"Strategic investing is more for a large company that identifies promising technologies," Haughey said. "For whatever reason, that company may not want to build up the research-and-development department in-house to produce that product, so they buy a percentage of the company. It is a cheap investment, but the company could turn out to be the next Google or Facebook for them."
However, those using strategic investing must also think about the restrictions the investing companies may place on them. For instance, investors may cancel the business relationship at any time.
Renting out your home or apartment
Cutting out liabilities is another creative way for new business owners to fund their startups. For Fay Johnson, founder and editor of deliberateLIFE, that meant renting out her apartment. Johnson was able to do this by placing her San Francisco apartment on Airbnb and renting it out for anywhere between five nights and a month at a time. The decision has been successful for Johnson, who has used the money raised to fund the costs of the first few issues of her magazine. Though the move has allowed Johnson to finance her startup, it has not come without its share of headaches, including tight time restraints.
"As an entrepreneur, time is one of your most valuable resources," Johnson said. "When renting, I have to keep in mind that I need to clean and reclean the apartment, and since I work from home, I also have to find a place to work during those days."
Sometimes, there really is wisdom in crowds, especially if you are looking to start a new business. Crowdfunding on websites like Kickstarter, Indiegogo and others that are geared more toward businesses can give a big boost to the financing aspirations of small businesses. These sites allow businesses to pool small investments from a number of investors instead of forcing companies to look for a single investment. The Jumpstart Our Business Startups (JOBS) Act has been instrumental in popularizing this form of financing in recent years.
Crowdfunding has many advantages, perhaps the biggest of which is that businesses are able to raise money without giving up an equity stake in their business. Many sites allow companies to raise money in exchange for rewards or products. Other sites have an equity-based model in which businesses do give up a bit of their share.

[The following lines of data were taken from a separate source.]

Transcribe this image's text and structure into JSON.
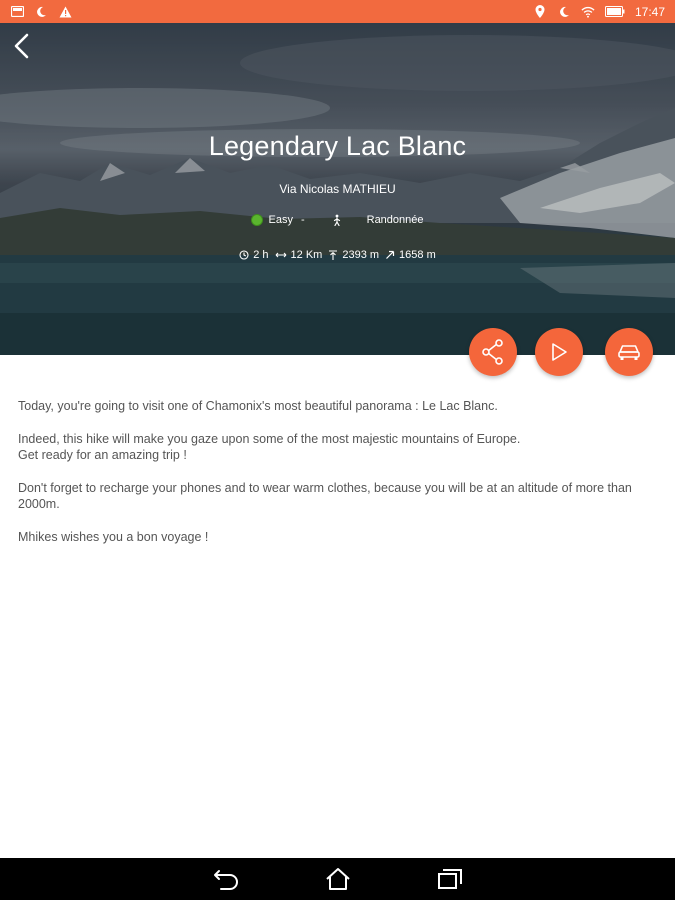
{
  "status_bar": {
    "time": "17:47",
    "left_icons": [
      "gallery-icon",
      "moon-icon",
      "warning-icon"
    ],
    "right_icons": [
      "location-icon",
      "moon-icon",
      "wifi-icon",
      "battery-icon"
    ],
    "color": "#f26a3f"
  },
  "hero": {
    "title": "Legendary Lac Blanc",
    "author": "Via Nicolas MATHIEU",
    "difficulty": "Easy",
    "separator": "-",
    "activity": "Randonnée",
    "stats": {
      "duration": "2 h",
      "distance": "12 Km",
      "elevation_max": "2393 m",
      "elevation_gain": "1658 m"
    }
  },
  "actions": {
    "share": "share-icon",
    "play": "play-icon",
    "car": "car-icon",
    "color": "#f4663b"
  },
  "description": {
    "p1": "Today, you're going to visit one of Chamonix's most beautiful panorama : Le Lac Blanc.",
    "p2": "Indeed, this hike will make you gaze upon some of the most majestic mountains of Europe.\nGet ready for an amazing trip !",
    "p3": "Don't forget to recharge your phones and to wear warm clothes, because you will be at an altitude of more than 2000m.",
    "p4": "Mhikes wishes you a bon voyage !"
  },
  "nav": [
    "back-icon",
    "home-icon",
    "recents-icon"
  ]
}
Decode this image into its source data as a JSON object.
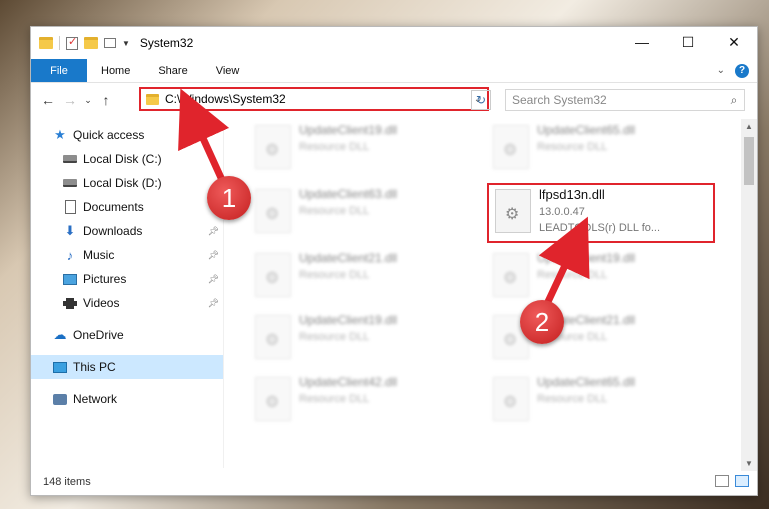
{
  "window": {
    "title": "System32",
    "controls": {
      "minimize": "—",
      "maximize": "☐",
      "close": "✕"
    }
  },
  "ribbon": {
    "tabs": [
      "File",
      "Home",
      "Share",
      "View"
    ],
    "help": "?"
  },
  "nav": {
    "address_path": "C:\\Windows\\System32",
    "search_placeholder": "Search System32"
  },
  "sidebar": {
    "items": [
      {
        "label": "Quick access",
        "icon": "star-icon"
      },
      {
        "label": "Local Disk (C:)",
        "icon": "disk-icon"
      },
      {
        "label": "Local Disk (D:)",
        "icon": "disk-icon"
      },
      {
        "label": "Documents",
        "icon": "documents-icon"
      },
      {
        "label": "Downloads",
        "icon": "downloads-icon"
      },
      {
        "label": "Music",
        "icon": "music-icon"
      },
      {
        "label": "Pictures",
        "icon": "pictures-icon"
      },
      {
        "label": "Videos",
        "icon": "videos-icon"
      },
      {
        "label": "OneDrive",
        "icon": "onedrive-icon"
      },
      {
        "label": "This PC",
        "icon": "this-pc-icon"
      },
      {
        "label": "Network",
        "icon": "network-icon"
      }
    ]
  },
  "files": [
    {
      "name": "UpdateClient19.dll",
      "type": "Resource DLL"
    },
    {
      "name": "UpdateClient65.dll",
      "type": "Resource DLL"
    },
    {
      "name": "UpdateClient63.dll",
      "type": "Resource DLL"
    },
    {
      "name": "lfpsd13n.dll",
      "version": "13.0.0.47",
      "description": "LEADTOOLS(r) DLL fo..."
    },
    {
      "name": "UpdateClient21.dll",
      "type": "Resource DLL"
    },
    {
      "name": "UpdateClient19.dll",
      "type": "Resource DLL"
    },
    {
      "name": "UpdateClient19.dll",
      "type": "Resource DLL"
    },
    {
      "name": "UpdateClient21.dll",
      "type": "Resource DLL"
    },
    {
      "name": "UpdateClient42.dll",
      "type": "Resource DLL"
    },
    {
      "name": "UpdateClient65.dll",
      "type": "Resource DLL"
    }
  ],
  "status": {
    "item_count": "148 items"
  },
  "callouts": {
    "step1": "1",
    "step2": "2"
  },
  "colors": {
    "accent": "#1979ca",
    "highlight": "#e0242c",
    "selected": "#cce8ff"
  }
}
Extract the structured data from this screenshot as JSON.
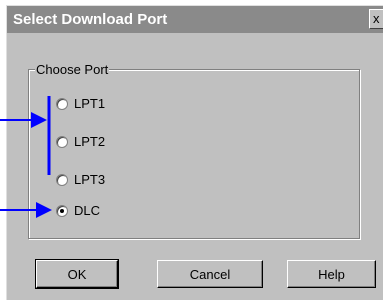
{
  "dialog": {
    "title": "Select Download Port",
    "close_glyph": "x"
  },
  "group": {
    "label": "Choose Port",
    "options": [
      {
        "label": "LPT1",
        "selected": false
      },
      {
        "label": "LPT2",
        "selected": false
      },
      {
        "label": "LPT3",
        "selected": false
      },
      {
        "label": "DLC",
        "selected": true
      }
    ]
  },
  "buttons": {
    "ok": "OK",
    "cancel": "Cancel",
    "help": "Help"
  },
  "colors": {
    "annotation": "#0000ff",
    "title_bar": "#8a8a8a",
    "face": "#c0c0c0"
  }
}
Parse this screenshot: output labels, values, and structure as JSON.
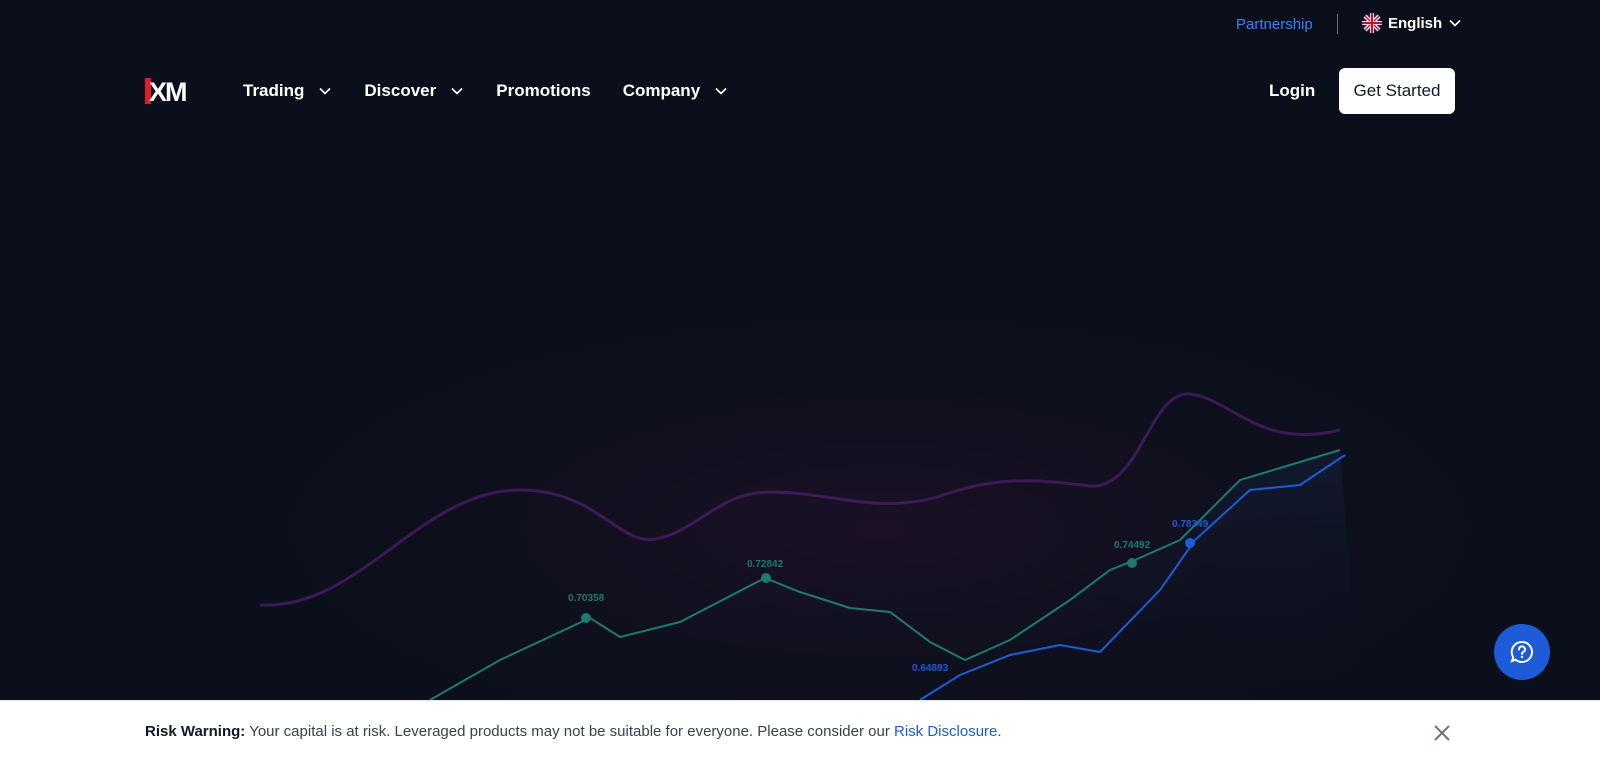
{
  "topbar": {
    "partnership": "Partnership",
    "language": "English",
    "flag_icon": "uk-flag-icon"
  },
  "navbar": {
    "logo_text": "XM",
    "items": [
      {
        "label": "Trading",
        "has_dropdown": true
      },
      {
        "label": "Discover",
        "has_dropdown": true
      },
      {
        "label": "Promotions",
        "has_dropdown": false
      },
      {
        "label": "Company",
        "has_dropdown": true
      }
    ],
    "login": "Login",
    "get_started": "Get Started"
  },
  "hero_chart": {
    "labels": [
      "0.70358",
      "0.72842",
      "0.74492",
      "0.78349",
      "0.64893"
    ]
  },
  "risk_warning": {
    "title": "Risk Warning:",
    "text": "Your capital is at risk. Leveraged products may not be suitable for everyone. Please consider our",
    "link": "Risk Disclosure",
    "suffix": "."
  },
  "colors": {
    "background": "#0b0f1b",
    "accent": "#1d5bd8",
    "partnership": "#3b82f6"
  }
}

Before choosing a crowdfunding platform, be sure to read all the fine print and know what you're getting into. Certain sites require businesses to raise their full stated goal in order to keep any money raised on the platform. Other sites will allow companies to keep any money they raise. Additionally, sites can claim a percentage of any money raised on the site. Sites often also charge a payment-processing fee for money raised.
Additional reporting by Nicole Fallon, Business News Daily Staff Writer.
Originally published on Business News Daily on Nov. 30, 2011. Updated March 26, 2014.